About 75 to 100 years after the arrival of Aaron Stark in Connecticut, three men with the surnames Stark and Starke arrived in New Hampshire and Virginia. Their names were Dr. Richard Starke of Virginia, James Stark of Stafford County, Virginia, and Archibald Stark of New Hampshire (the father of General John Stark of Revolutionary War fame). The genealogical research had not been able to determine if these three men were related. However, independent research of each has suggested their ancestral home could have been in or near Glasgow, Lanark, Scotland.
As Stark pioneers began to move westward, descendants of the progenitors of these four early arrivals in North America became mixed in the records as they settled in the same regions. In some instances, some of the descendants of Aaron Stark began to spell their name "Starks." This occurred most often in New Hampshire, Vermont, and Northeastern New York where the descendants of Archibald lived. Some spelled the name Starke and were descendants of Dr. Richard Starke. About 1732, descendants of William Stark (Senior) — son of Aaron Stark — moved to New Jersey and later migrated into Virginia, western Pennsylvania, and later into Kentucky and Indiana. At about the same time, descendants of James Stark of Stafford County, Virginia moved into these same regions. As occurred in the Northeast, these families also became mixed in the records.
In 1896, the Stark Family Association was created for the purpose of collecting and preserving the genealogy of the early arrivals to North America. From 1903 to 1952, an annual yearbook was published by the Association on the activities and research of it's many members located throughout the United States and Canada. In 1927, Charles R. Stark compiled a genealogy based on the Association's research entitled; "The Aaron Stark Family, Seven Generations of the Family of Aaron Stark of Groton, Connecticut." This publication recorded 2,171 descendants of Aaron. Today, the number of known descendants recorded has grown to approximately 15,000.
In 2002, an excellent genealogy of the family of General John Stark entitled "The Family of General John Stark (1728-1822)," was published by Jane Stark Maney, which has a large compilation of the descendants of Archibald Stark. Another publication entitled "James Stark of Stafford County, Virginia and His Descendants" was compiled by Mary Kathryn Harris and Mary Iva Jean Jorgensen.

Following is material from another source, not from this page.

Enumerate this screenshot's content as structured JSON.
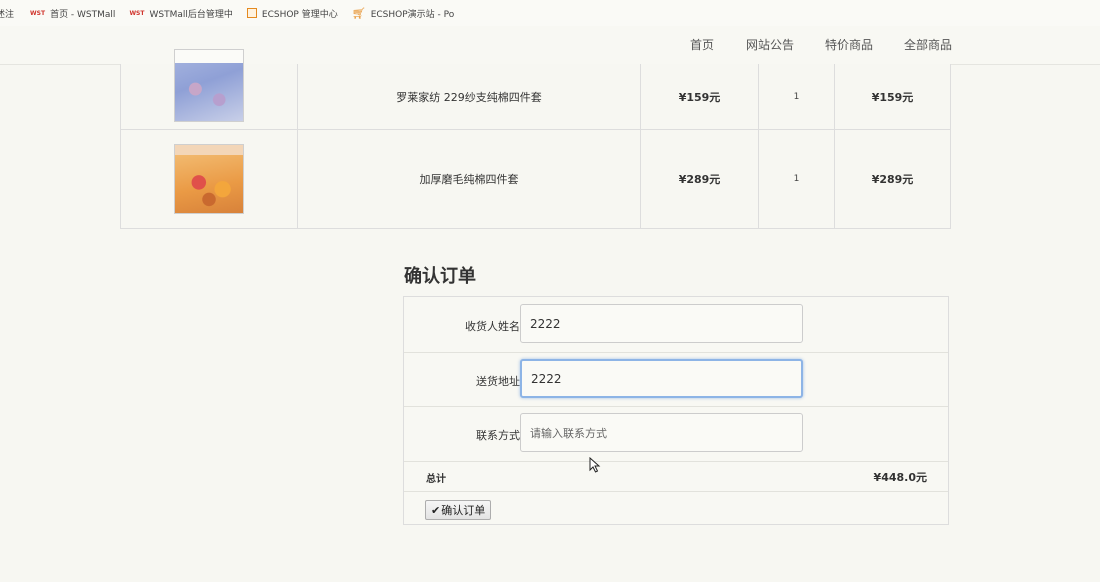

Although there is a wealth of genealogical research available on these families, we do not as yet know with certainty, the location of Aaron Stark’s ancestral home. While the Genealogy suggests Dr. Richard Starke, James Stark, and Archibald Stark have their origins in Glasgow, Lanark, Scotland, documentation has not been found which positively records they were specific generational relatives sharing a common male ancestor with the surname Stark or Starke. Further more, many Aaron Stark family researchers believed they were related to General John Stark; or that Aaron was related to the New Hampshire families in Scotland.
Click on "Goals" to learn more about Y-DNA Genetic Analysis ad the Administrators method for placing Members in Various Groups that are presented in the DNA Results Colorized presentation of Members Y-DNA Results.